*Source information*:
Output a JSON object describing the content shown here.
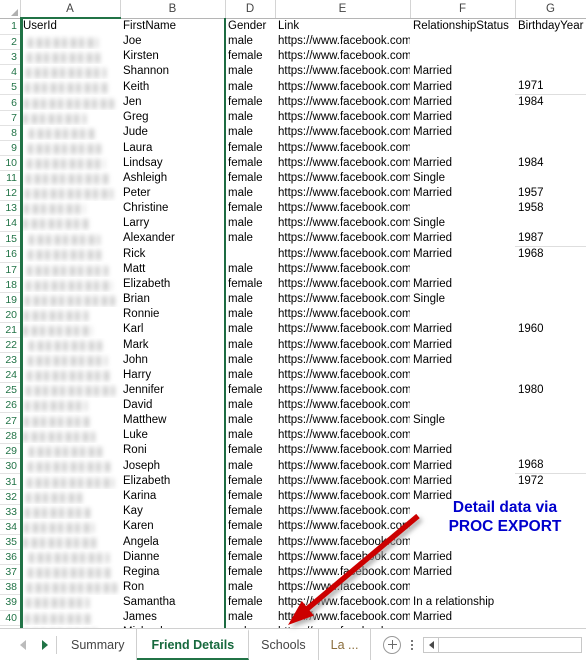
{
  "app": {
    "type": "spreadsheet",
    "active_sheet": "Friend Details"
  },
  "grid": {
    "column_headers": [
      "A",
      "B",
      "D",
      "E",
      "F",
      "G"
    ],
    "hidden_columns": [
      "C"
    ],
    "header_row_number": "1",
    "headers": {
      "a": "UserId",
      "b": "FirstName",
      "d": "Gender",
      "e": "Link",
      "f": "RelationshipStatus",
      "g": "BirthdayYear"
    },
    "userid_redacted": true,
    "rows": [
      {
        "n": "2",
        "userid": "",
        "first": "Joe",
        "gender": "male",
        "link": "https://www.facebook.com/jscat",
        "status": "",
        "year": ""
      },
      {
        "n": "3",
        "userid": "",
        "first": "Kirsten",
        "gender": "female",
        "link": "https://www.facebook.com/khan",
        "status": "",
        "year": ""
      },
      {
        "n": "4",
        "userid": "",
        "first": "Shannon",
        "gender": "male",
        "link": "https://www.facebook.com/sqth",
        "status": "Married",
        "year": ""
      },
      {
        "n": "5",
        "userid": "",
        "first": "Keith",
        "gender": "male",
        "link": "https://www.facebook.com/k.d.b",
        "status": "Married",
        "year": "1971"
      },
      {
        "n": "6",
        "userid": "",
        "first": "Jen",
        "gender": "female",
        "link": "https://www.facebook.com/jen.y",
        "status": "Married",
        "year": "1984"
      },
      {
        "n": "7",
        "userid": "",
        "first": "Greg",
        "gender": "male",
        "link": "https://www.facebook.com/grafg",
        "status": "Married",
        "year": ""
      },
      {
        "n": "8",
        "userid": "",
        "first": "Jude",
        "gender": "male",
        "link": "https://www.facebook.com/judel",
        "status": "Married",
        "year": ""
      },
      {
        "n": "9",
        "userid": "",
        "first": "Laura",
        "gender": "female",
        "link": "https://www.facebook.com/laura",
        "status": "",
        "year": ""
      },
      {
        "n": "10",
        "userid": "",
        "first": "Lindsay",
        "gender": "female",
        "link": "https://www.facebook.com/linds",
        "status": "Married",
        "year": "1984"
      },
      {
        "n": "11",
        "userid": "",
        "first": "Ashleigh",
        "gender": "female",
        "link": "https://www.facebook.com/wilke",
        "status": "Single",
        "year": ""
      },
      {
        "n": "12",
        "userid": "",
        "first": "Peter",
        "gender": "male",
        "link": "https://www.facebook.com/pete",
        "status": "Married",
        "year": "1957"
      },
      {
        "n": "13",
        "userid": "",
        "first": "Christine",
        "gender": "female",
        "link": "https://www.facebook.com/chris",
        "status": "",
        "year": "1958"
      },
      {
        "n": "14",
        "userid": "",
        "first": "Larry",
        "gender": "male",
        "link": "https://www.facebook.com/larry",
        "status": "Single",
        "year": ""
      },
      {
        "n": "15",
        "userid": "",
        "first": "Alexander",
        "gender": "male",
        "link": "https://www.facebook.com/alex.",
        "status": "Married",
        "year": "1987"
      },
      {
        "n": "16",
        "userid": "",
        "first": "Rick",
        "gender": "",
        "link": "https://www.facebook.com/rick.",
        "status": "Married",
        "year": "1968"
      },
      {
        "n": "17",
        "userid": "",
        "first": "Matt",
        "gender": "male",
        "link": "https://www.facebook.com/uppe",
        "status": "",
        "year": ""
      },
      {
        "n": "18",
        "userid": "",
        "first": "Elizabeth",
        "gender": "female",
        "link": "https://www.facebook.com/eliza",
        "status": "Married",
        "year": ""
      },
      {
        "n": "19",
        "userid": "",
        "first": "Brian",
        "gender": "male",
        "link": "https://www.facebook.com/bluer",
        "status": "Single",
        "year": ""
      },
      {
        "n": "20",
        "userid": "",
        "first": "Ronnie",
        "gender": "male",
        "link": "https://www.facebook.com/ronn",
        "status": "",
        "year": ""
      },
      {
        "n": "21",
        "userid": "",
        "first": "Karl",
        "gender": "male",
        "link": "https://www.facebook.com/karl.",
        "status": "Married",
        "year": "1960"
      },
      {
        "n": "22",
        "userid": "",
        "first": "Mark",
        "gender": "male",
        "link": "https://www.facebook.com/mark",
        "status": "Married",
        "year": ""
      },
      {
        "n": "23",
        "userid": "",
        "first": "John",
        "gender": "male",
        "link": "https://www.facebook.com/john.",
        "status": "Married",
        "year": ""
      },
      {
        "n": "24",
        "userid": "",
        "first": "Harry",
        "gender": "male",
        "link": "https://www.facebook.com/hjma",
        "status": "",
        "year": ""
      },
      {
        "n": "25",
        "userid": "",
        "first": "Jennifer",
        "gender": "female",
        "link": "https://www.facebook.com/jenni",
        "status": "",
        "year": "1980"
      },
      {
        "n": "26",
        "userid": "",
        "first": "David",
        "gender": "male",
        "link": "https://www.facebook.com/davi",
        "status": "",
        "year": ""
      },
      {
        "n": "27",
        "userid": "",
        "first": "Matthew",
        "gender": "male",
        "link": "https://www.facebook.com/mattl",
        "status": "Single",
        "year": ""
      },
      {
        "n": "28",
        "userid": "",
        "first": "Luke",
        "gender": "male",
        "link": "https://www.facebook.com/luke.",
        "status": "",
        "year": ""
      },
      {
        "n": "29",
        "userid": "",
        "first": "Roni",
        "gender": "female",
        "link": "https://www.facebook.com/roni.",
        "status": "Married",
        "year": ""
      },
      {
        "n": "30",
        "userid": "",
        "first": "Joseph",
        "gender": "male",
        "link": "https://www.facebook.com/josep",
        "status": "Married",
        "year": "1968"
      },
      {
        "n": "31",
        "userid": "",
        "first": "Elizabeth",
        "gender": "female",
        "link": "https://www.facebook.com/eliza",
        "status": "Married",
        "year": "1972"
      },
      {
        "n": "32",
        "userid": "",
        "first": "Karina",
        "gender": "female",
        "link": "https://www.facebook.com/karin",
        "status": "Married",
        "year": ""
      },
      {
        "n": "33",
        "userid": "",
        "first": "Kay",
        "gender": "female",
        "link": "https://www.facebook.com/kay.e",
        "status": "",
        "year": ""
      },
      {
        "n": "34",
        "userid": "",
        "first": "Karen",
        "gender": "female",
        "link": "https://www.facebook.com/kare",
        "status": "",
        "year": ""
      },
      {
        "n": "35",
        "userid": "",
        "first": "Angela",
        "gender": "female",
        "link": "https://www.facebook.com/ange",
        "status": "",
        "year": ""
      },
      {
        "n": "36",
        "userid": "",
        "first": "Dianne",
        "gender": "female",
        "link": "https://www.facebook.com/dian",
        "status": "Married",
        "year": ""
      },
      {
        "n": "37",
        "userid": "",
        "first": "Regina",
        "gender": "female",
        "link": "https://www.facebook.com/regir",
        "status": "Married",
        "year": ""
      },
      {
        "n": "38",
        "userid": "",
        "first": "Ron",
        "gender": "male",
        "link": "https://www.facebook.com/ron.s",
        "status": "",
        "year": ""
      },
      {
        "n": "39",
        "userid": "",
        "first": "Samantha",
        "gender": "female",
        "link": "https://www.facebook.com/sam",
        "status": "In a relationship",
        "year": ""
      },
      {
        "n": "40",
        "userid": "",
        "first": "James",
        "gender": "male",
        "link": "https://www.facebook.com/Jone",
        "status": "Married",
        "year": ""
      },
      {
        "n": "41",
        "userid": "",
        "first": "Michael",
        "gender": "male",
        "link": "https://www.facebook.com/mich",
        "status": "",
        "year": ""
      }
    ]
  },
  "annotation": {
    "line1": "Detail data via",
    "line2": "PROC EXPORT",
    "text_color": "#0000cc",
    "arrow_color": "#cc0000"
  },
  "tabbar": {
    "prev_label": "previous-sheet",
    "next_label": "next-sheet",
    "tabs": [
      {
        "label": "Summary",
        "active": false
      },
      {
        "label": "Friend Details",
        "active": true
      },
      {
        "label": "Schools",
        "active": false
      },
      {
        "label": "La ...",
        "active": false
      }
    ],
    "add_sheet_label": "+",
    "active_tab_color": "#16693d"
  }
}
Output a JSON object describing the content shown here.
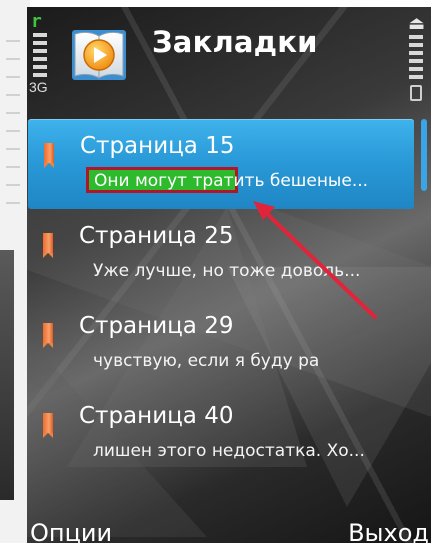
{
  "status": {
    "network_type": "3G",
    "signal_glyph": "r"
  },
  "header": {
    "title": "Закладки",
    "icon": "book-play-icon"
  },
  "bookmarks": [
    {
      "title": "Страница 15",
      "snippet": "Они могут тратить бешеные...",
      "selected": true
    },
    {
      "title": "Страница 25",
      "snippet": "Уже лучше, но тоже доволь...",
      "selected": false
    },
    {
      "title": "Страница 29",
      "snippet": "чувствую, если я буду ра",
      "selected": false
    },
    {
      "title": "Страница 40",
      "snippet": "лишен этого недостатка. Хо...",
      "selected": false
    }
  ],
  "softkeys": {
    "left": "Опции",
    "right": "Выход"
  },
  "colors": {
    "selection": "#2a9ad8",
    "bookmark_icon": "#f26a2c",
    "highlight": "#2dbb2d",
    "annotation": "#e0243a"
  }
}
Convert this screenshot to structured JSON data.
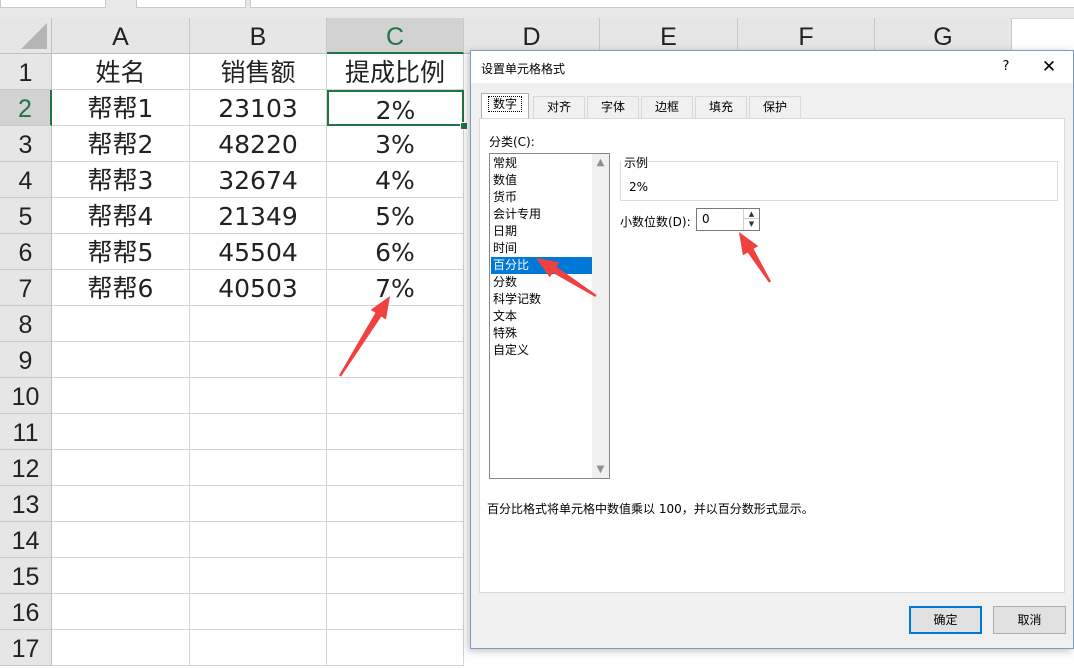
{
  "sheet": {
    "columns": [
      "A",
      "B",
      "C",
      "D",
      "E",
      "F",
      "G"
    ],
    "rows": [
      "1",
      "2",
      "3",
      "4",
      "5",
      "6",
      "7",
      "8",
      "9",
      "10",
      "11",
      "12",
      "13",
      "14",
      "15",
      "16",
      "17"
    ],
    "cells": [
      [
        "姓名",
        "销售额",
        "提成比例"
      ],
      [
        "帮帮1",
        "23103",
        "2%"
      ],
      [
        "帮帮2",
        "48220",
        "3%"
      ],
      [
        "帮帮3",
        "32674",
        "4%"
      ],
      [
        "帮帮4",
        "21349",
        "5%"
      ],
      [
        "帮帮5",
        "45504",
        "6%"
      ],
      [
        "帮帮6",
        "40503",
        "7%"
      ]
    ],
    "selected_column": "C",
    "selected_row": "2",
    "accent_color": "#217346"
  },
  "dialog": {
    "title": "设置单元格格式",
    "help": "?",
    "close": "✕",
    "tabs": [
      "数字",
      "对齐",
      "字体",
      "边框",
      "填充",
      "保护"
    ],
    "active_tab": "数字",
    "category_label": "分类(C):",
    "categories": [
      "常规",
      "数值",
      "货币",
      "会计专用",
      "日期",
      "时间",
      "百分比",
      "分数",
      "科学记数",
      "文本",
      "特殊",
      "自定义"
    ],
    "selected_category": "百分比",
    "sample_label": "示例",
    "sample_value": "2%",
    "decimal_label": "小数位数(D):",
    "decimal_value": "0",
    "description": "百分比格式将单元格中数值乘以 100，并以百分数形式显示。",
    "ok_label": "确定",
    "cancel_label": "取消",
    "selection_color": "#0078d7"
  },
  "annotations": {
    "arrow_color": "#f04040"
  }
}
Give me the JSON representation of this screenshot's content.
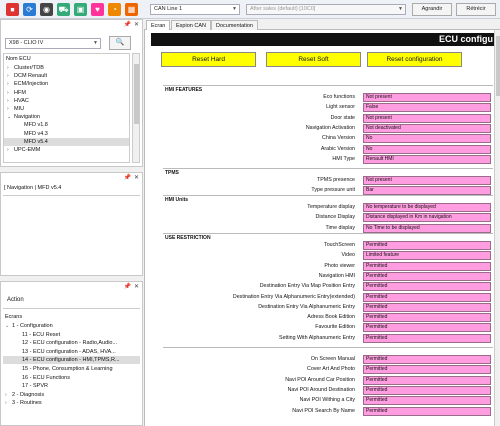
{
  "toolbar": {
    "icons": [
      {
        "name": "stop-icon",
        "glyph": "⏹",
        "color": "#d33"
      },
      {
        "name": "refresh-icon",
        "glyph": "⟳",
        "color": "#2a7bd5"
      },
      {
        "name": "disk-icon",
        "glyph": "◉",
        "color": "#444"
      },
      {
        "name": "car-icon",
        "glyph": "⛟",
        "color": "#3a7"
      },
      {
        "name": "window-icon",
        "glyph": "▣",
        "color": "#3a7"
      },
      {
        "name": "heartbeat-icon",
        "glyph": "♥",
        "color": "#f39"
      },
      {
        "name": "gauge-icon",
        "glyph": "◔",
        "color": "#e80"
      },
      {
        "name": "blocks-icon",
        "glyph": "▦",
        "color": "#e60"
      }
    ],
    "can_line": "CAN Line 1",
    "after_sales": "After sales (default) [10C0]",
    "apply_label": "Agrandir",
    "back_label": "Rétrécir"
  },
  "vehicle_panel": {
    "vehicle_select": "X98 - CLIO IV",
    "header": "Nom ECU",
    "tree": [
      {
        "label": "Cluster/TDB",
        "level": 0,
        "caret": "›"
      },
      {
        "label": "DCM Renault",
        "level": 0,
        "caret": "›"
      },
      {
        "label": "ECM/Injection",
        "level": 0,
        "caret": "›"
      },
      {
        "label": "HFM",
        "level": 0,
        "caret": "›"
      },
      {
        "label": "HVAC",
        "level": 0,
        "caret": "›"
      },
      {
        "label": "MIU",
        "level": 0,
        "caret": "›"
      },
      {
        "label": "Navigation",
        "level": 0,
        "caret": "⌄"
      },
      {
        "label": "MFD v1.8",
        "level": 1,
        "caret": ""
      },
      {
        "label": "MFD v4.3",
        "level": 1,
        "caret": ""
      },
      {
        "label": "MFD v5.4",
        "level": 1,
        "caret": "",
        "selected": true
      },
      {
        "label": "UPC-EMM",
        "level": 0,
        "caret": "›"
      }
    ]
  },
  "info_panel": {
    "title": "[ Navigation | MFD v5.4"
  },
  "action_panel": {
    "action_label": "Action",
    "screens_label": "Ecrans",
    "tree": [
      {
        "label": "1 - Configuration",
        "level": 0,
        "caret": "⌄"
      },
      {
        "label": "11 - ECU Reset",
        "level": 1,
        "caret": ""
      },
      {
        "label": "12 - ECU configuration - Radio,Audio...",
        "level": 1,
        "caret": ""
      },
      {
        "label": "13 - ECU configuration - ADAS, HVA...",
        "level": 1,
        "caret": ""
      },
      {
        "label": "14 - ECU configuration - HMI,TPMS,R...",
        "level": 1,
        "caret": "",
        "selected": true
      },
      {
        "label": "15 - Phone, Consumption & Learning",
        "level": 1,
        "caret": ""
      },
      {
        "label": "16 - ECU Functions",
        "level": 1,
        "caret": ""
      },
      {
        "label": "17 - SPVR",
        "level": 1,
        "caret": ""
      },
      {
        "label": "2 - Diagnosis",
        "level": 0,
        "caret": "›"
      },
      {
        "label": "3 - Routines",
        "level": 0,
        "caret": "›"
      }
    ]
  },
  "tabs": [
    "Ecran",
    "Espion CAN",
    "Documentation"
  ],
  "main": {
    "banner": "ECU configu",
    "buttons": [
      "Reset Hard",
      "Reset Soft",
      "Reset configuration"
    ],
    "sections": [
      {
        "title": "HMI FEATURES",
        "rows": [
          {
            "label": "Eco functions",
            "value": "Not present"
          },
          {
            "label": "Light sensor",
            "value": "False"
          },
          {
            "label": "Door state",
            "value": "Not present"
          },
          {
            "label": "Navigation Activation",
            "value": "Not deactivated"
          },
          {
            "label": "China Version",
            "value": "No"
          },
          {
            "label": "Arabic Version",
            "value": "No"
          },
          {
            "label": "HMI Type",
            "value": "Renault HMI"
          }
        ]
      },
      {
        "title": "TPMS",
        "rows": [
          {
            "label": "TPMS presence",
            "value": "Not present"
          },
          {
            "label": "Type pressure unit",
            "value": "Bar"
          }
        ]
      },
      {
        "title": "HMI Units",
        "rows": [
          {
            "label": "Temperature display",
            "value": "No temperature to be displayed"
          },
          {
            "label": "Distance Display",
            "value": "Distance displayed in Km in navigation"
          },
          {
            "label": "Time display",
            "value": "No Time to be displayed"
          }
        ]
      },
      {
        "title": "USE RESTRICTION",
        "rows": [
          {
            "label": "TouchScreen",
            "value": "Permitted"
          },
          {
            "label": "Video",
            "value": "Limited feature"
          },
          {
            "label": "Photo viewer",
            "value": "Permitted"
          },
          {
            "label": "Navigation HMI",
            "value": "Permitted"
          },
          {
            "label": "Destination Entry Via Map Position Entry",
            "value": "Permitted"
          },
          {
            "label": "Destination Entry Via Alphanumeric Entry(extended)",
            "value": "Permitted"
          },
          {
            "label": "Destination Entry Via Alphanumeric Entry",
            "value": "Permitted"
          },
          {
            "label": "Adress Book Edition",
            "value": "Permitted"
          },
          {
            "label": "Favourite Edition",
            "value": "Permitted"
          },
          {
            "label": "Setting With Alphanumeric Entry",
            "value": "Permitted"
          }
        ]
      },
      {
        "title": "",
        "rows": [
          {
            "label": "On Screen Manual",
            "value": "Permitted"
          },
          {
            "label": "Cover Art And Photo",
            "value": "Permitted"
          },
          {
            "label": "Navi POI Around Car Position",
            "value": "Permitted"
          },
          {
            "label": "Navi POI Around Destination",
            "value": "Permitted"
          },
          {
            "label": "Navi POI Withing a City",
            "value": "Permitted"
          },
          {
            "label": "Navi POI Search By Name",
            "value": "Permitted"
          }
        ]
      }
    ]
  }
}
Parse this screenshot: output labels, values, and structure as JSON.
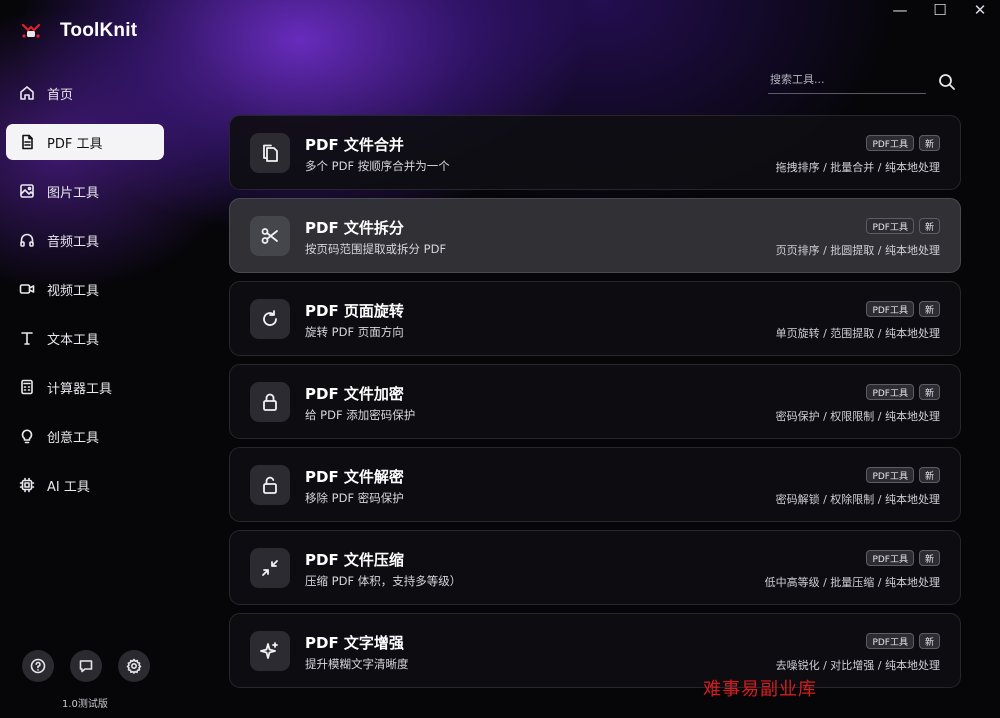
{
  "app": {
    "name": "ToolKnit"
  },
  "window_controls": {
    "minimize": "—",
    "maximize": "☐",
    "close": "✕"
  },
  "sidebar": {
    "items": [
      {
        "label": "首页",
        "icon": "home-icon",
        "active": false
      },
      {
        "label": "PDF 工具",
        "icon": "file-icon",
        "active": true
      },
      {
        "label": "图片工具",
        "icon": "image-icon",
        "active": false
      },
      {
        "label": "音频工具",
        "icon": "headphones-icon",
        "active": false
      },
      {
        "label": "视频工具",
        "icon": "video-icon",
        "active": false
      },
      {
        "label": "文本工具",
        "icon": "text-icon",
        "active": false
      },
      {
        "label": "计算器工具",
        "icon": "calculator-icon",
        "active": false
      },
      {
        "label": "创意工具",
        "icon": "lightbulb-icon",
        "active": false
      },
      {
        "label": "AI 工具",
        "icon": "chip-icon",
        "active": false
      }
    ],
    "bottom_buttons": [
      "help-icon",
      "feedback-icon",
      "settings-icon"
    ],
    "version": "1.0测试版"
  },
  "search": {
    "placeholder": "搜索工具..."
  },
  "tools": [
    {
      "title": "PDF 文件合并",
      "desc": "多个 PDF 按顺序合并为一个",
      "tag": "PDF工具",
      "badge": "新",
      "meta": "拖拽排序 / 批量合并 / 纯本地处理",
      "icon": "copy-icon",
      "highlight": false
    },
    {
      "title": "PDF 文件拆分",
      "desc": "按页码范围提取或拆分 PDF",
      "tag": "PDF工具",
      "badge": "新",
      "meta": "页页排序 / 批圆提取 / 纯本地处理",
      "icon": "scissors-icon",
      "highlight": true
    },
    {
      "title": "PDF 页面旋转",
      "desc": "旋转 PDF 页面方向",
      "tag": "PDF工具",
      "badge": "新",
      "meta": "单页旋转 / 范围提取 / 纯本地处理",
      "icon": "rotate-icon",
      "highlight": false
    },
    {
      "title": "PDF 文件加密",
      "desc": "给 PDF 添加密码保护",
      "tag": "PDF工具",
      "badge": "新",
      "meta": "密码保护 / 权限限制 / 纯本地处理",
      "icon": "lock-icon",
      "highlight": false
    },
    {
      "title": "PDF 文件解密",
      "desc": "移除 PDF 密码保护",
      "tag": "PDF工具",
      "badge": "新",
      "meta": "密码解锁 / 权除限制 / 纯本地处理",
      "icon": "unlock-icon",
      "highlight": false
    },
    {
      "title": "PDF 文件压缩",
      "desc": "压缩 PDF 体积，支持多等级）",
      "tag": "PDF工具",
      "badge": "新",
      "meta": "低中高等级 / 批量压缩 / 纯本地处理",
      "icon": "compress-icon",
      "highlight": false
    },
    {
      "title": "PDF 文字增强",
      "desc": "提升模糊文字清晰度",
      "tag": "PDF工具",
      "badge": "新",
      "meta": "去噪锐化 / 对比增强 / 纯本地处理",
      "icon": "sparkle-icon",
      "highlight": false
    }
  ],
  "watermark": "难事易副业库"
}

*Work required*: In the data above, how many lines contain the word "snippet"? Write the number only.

*Result*: 4